Our view this morning, looking north toward the Santa Catalinas:
Isn’t that lovely? Two hours later, as I write this, the clouds have thickened. They say it might snow down to 6,000 feet this weekend and even dip below freezing down at our level. Time to find some old towels and wrap the outdoor water pipes.
Mixed sunlight and cloud. Sort of sums up my reaction to the election. I’m feeling sunny in that the moderate centrist won and the extreme right-winger lost. Sunny in that most Americans didn’t swallow the Romney campaign’s lies. Cloudy in that I wish Obama were truly a progressive and not such a friend of Wall Street. Cloudy in that he acts like he’s willing to sign away some Social Security and Medicare benefits in pursuit of a grand bargain with the Republicans.
The day after the election I read that our congressional race, Arizona District 2 (Gabby Gifford’s seat, as it probably will forever be known) had gone to the GOP challenger, Martha McSally.

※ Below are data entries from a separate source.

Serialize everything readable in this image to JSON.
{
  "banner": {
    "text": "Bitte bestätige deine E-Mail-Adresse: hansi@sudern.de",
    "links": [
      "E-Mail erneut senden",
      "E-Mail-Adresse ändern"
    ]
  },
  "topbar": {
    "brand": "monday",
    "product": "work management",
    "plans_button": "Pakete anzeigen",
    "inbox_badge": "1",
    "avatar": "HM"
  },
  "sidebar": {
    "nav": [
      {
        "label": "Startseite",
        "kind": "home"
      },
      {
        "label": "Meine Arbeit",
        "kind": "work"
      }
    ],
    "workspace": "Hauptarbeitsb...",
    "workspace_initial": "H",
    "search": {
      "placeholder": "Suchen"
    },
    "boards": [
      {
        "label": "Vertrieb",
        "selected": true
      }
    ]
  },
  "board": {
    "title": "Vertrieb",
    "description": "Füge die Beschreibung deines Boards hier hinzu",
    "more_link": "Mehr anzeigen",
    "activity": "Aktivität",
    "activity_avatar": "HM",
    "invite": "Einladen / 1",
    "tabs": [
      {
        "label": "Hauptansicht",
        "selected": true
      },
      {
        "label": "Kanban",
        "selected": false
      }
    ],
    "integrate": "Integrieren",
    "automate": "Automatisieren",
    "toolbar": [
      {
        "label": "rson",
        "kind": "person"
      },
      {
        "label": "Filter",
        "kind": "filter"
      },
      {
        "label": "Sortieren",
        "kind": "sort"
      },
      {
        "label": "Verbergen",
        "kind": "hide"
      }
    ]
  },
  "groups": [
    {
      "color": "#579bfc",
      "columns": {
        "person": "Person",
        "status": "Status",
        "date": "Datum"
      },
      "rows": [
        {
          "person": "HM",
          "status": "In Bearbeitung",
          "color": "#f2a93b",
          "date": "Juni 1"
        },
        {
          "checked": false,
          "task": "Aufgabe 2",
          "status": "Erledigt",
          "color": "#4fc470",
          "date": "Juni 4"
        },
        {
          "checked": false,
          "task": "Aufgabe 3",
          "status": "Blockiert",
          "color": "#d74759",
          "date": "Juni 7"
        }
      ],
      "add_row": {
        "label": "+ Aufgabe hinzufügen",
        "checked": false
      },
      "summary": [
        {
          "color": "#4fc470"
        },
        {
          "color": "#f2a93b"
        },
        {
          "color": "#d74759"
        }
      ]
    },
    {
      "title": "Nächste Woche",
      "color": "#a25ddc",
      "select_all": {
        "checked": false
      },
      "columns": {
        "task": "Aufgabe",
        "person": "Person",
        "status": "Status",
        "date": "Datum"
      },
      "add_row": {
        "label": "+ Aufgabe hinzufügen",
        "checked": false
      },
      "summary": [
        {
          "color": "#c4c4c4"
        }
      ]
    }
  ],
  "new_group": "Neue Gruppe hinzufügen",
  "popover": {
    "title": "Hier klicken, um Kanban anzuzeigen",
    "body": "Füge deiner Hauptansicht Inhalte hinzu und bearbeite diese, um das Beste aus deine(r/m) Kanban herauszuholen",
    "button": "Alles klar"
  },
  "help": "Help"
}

I know Martha from her days as an A-10 pilot at Davis-Monthan AFB. She’s a vet and a former fighter pilot. What’s not to like? Well, her politics, for one thing … she’s a conservative Republican, and she believes in their brand of voodoo economics (you know, cut taxes for the wealthy and they’ll give jobs to all the peons). I suspect she buys into the basic kit of GOP racism, sexism, and authoritarianism too. But the thing is I really don’t like her Democratic challenger, Ron Barber. Sure, he’s a Democrat, but he’s a blue dog, pretty much a Republican himself. And I heard him on the radio, days after the last mass shooting, literally saying “now is not the time to politicize this tragedy.” What a tool. Logically, Barber’s probably better on immigration than McSally, but I just don’t like him. Now, a few days later, it turns out the race is not settled: there are still thousands of early ballots to be counted, ours among them (and we did vote for Barber, albeit while pinching our noses).
But probably no one outside this congressional district cares about that, so enough.

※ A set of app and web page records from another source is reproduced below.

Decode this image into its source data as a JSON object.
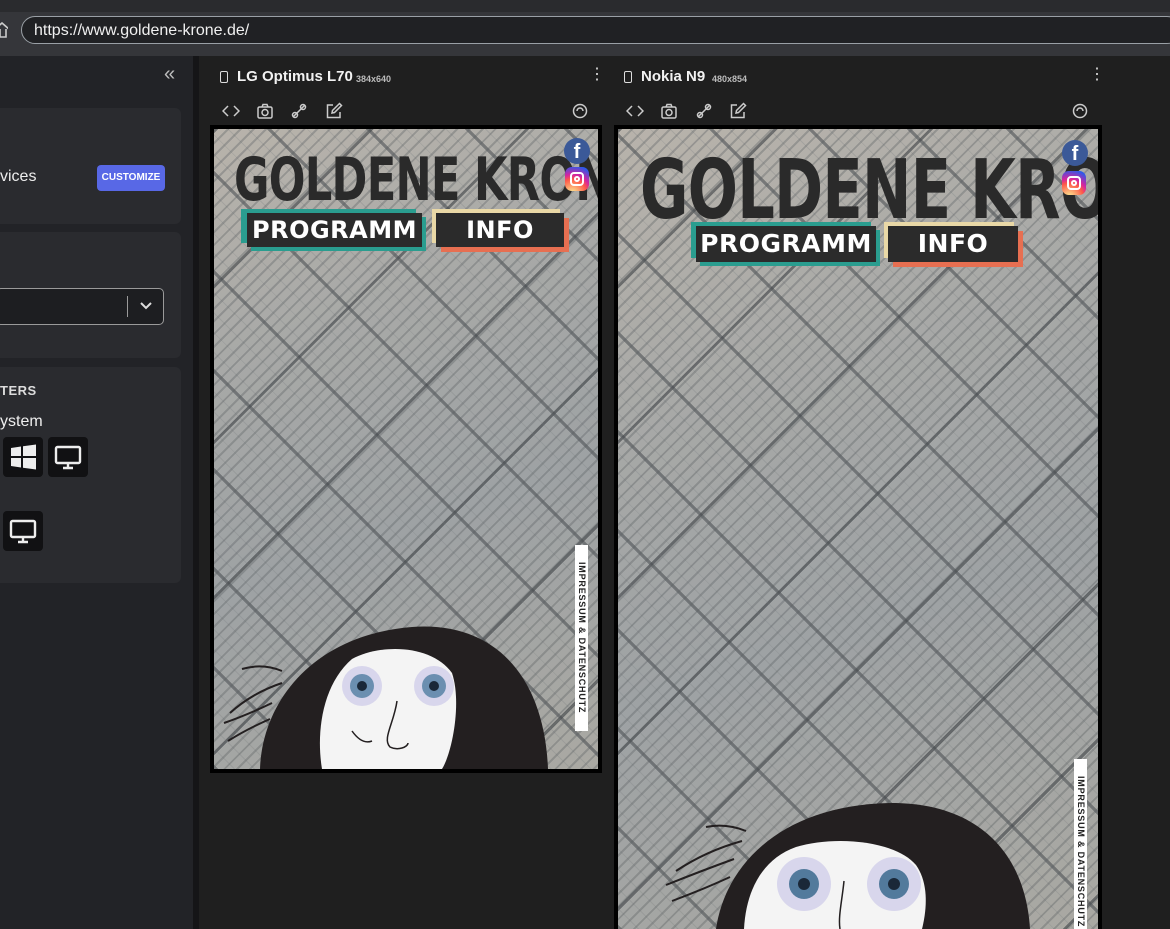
{
  "browser": {
    "url": "https://www.goldene-krone.de/"
  },
  "sidebar": {
    "devices_label": "vices",
    "customize_label": "CUSTOMIZE",
    "filters_label": "TERS",
    "os_label": "ystem"
  },
  "devices": [
    {
      "name": "LG Optimus L70",
      "resolution": "384x640",
      "site": {
        "logo": "GOLDENE KRONE",
        "nav_programm": "PROGRAMM",
        "nav_info": "INFO",
        "footer": "IMPRESSUM & DATENSCHUTZ",
        "facebook": "f"
      }
    },
    {
      "name": "Nokia N9",
      "resolution": "480x854",
      "site": {
        "logo": "GOLDENE KRONE",
        "nav_programm": "PROGRAMM",
        "nav_info": "INFO",
        "footer": "IMPRESSUM & DATENSCHUTZ",
        "facebook": "f"
      }
    }
  ],
  "colors": {
    "accent": "#5868e6",
    "programm_border": "#2a9d8f",
    "info_border": "#e76f51",
    "info_border_top": "#e9d8a6"
  }
}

Is it time to take the Obama/Biden sticker off the back of my car? I guess. If I leave it on now people will think I’m gloating, and there’s too much of that as it is. Someone on Facebook said she thought a tractor-trailer driver who tailgated her on the freeway last week was angered by her Obama sticker. I think she’s wrong about that. Had she said it happened after the election I might believe her, based on some of the unhinged right-wing reactions we’re all seeing on Facebook and Twitter. But I’ve been driving around with my Obama sticker for months now and haven’t experienced any problems. What gets people upset is my little running fish appliqué, the one holding a mug full of beer. A guy actually got out of his car at a stoplight once and rapped on my window. I rolled it down and he asked me if my fish was holding a beer. When I said yes he scowled at me and walked back to his car, shaking his head. I guess some Christians think they own the fish!
And now for something completely different.
I am aware that there are people who like to tell complete strangers about their colons and digestive processes. I am not one of them, so don’t worry, I won’t share the details. Suffice it to say that during my recent physical the doctor saw something he didn’t like and sent me for a colonoscopy. Which I had yesterday.
I had some fears beforehand. What if what the doctor saw really did turn out to be something? Oh, no, it must be cancer! The closer I got to colonoscopy day, the more I worried. And fears aside, the whole thing is just so … undignified! I’m sharing this with you because I think some of you are getting to the age where you, too, will be having colonoscopies, and I suspect you have the same fears. Otherwise I wouldn’t gross you out by talking about this stuff.
So I’ll cut to the chase. The nurses, aesthetician, and doctor could not have been more professional. The procedure was painless. The results were clean. I don’t have to do it again until I’m 76. I joked afterward about trying to find the person in charge of giving me back my dignity, but in fact I couldn’t have been happier with the care I received (or more relieved to find out there’s nothing wrong with my innards). If you’re dreading the experience, well, I hope what I just shared helps ease your mind.
Sunny, mixed with clouds. That’s not bad.
© 2012, Paul Woodford. All rights reserved.